My daughter came sprinting into the house, as most informants do, to let us all know that my son was going to ask a girl out. After picking my jaw up off the ground I immediately launched into a million questions!
I was so excited for him! I wanted all the details. All I could get out of him was, this girl was in 7th grade, she was nice, and….that’s it. It finally became very apparent that he wanted nothing to do with this conversation and he excused himself.
As a nosy girl myself, I was offended. I wanted to know all the things! I wanted him to confide in me the same way the informer did. I tried my best to act cool and not bring it up again for the rest of the night. The next day he came home to announce, “Welp, I’m still a single pringle.” My heart was broken for him. He seemed to shrug it off while I was heated and ready to beat down a 7th grader!

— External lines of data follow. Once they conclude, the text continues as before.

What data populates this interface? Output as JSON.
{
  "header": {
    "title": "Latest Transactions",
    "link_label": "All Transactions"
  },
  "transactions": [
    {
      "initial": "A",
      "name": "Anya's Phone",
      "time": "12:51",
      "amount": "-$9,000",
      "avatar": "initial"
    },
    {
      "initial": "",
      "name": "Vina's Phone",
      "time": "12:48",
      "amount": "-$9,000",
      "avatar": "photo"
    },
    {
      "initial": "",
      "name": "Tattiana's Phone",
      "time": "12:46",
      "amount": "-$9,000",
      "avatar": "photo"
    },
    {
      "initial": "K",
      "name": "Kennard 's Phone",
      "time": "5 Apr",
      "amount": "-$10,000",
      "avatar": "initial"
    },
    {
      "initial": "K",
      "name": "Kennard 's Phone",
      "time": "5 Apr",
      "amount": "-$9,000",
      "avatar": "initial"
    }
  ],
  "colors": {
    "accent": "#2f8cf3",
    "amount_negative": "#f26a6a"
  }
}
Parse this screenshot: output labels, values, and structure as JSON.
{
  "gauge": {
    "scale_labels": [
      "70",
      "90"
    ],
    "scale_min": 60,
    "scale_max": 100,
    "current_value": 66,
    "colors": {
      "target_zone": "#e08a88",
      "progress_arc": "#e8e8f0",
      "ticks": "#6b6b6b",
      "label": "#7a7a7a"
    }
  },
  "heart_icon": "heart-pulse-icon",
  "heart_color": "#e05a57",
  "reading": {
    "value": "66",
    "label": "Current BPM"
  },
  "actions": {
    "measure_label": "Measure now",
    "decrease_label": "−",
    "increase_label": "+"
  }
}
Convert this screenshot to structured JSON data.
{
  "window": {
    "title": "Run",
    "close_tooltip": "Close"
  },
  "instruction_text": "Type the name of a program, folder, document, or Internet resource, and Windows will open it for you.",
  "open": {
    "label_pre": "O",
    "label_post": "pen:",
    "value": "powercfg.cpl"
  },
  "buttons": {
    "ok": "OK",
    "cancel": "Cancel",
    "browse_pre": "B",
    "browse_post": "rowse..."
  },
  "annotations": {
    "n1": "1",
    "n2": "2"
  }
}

Love in middle school. Who knew?
Being an adult I thought I’d never have to repeat the feelings of angst, frustration or excitement that I did when I was 13. I wasn’t prepared to feel this deeply on behalf of my children at this stage in their lives. I didn’t know I’d get sucked into middle school drama, too! I didn’t know anything about this girl, but I was ready to throw hands. How dare she break his heart! He put himself out there and she stomped all over it! I expected him to be as sad as I would’ve been if I’d just been rejected. I expected him to feel the way that 13 year old me would have felt.
Turns out, He didn’t. Not even a little bit. In fact, it wasn’t even a face to face rejection. It was over email. He asked her out over email. YUCK! Clearly, dating now is on a different level. He literally just sent her an email asking if she wanted to be his girlfriend. Her response was actually very nice: “no, thank you!”
Fighting her was no longer necessary. The whole exchange was not at all what I was expecting. When I asked if emailing was what his friends had done to get their girlfriends (thank you, informer, for letting me know), I learned that most middle schoolers are either texting or emailing their interests. It’s not the sweaty note passing or, GASP, actual talking face to face with someone. He wasn’t broken up about it. I kept trying to console him, and he kept saying, “Bruh…I’m fine!” I even congratulated him for putting himself out there, being brave, and for respecting her no, and moving on. He just kept looking at me like I was crazy.
So, I took all my feelings to the informer and asked her if she’d ever rejected a boy. I tried to coach her to make sure she was polite if, and when, she needed to let someone down. I made her practice so that in the future she would be courteous and not stomp on some poor boy’s feelings.
Middle school love is virtual and not life altering. At least for now. I can live with that.
Not-so-pro Mom Tips
- Listen, don’t talk.
- Don’t relive your glory days; it’s not the same.
- Congratulate showing respect to others, not the relationship.
- See number 1.